When you reach the line containing "Enumerate this screenshot's" in the entries below, start writing out each line exactly, and stop after the line containing "What's the underlying".
___ Supplied material
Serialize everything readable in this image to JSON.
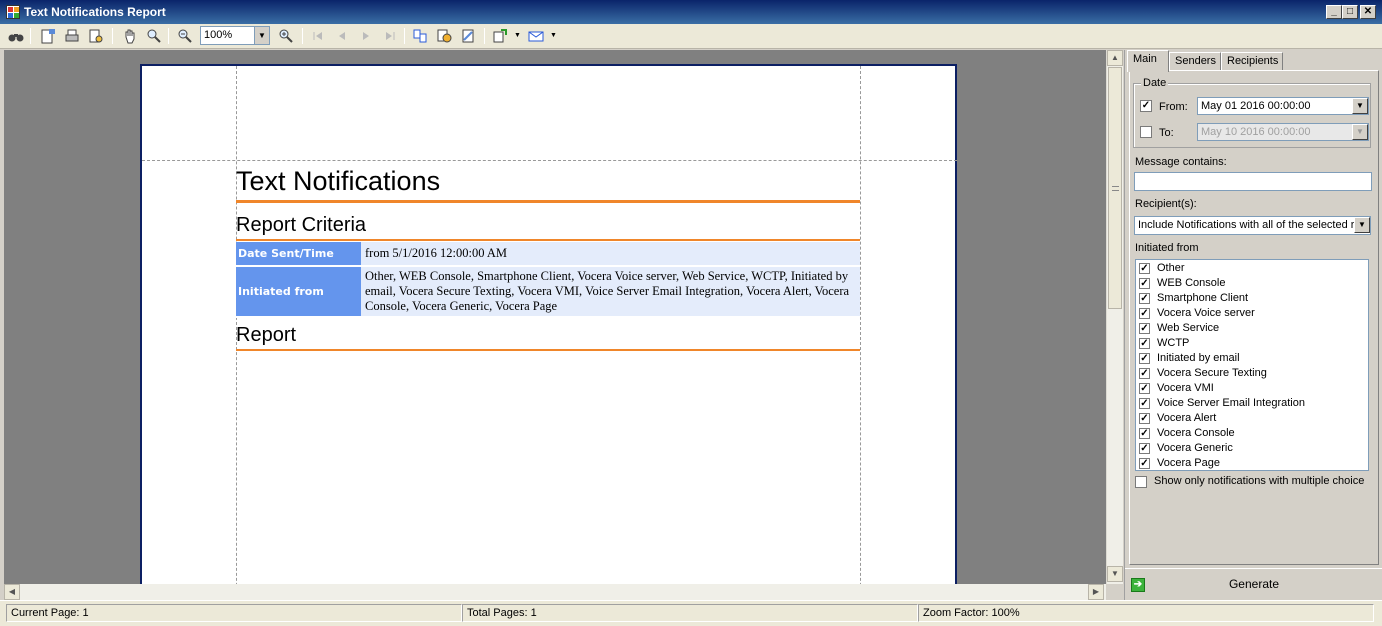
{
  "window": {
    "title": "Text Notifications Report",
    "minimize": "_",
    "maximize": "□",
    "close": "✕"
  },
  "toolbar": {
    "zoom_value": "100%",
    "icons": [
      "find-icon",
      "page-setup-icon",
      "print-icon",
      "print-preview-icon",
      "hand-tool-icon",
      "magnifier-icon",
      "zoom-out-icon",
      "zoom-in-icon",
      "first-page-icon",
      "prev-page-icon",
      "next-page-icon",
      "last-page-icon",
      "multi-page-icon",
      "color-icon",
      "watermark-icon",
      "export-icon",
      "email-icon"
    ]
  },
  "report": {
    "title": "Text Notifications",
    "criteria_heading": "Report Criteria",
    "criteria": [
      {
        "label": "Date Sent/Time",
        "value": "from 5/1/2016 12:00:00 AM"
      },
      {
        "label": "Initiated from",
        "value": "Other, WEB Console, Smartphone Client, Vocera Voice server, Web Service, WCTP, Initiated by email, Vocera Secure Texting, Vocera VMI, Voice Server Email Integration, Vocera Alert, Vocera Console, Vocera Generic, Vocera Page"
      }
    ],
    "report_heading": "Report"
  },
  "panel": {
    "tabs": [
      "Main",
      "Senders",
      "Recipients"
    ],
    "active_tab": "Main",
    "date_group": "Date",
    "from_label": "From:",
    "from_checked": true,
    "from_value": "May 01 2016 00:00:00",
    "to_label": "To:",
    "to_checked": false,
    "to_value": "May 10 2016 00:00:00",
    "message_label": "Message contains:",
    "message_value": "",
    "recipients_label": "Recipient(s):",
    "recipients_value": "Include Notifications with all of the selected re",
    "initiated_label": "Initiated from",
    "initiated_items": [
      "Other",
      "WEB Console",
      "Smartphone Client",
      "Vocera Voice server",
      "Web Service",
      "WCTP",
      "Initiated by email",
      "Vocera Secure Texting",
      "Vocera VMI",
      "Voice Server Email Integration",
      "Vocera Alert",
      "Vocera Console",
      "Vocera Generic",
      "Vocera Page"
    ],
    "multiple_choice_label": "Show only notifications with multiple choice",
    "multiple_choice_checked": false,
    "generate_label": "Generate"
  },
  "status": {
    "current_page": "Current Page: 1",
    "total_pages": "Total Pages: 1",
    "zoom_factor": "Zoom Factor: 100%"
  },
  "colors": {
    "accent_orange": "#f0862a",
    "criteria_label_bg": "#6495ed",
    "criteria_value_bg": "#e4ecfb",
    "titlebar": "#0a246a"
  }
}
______
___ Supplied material
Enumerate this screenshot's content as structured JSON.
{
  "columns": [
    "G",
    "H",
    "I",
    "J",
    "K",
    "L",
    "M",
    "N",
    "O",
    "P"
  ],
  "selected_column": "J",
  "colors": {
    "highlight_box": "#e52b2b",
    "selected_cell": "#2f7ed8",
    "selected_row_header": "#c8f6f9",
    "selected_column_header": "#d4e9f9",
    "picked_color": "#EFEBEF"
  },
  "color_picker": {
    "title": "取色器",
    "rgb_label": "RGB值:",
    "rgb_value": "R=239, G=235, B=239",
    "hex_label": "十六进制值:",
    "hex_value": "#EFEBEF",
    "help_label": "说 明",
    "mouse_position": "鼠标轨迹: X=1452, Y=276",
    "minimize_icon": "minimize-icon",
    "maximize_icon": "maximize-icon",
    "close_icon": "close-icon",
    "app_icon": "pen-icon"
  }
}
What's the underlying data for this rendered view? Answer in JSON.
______
◆ Task response:
Enumerate this screenshot's content as structured JSON.
{
  "columns": [
    "G",
    "H",
    "I",
    "J",
    "K",
    "L",
    "M",
    "N",
    "O",
    "P"
  ],
  "selected_column": "J",
  "colors": {
    "highlight_box": "#e52b2b",
    "selected_cell": "#2f7ed8",
    "selected_row_header": "#c8f6f9",
    "selected_column_header": "#d4e9f9",
    "picked_color": "#EFEBEF"
  },
  "color_picker": {
    "title": "取色器",
    "rgb_label": "RGB值:",
    "rgb_value": "R=239, G=235, B=239",
    "hex_label": "十六进制值:",
    "hex_value": "#EFEBEF",
    "help_label": "说 明",
    "mouse_position": "鼠标轨迹: X=1452, Y=276",
    "minimize_icon": "minimize-icon",
    "maximize_icon": "maximize-icon",
    "close_icon": "close-icon",
    "app_icon": "pen-icon"
  }
}
What's the underlying data for this rendered view? Answer in JSON.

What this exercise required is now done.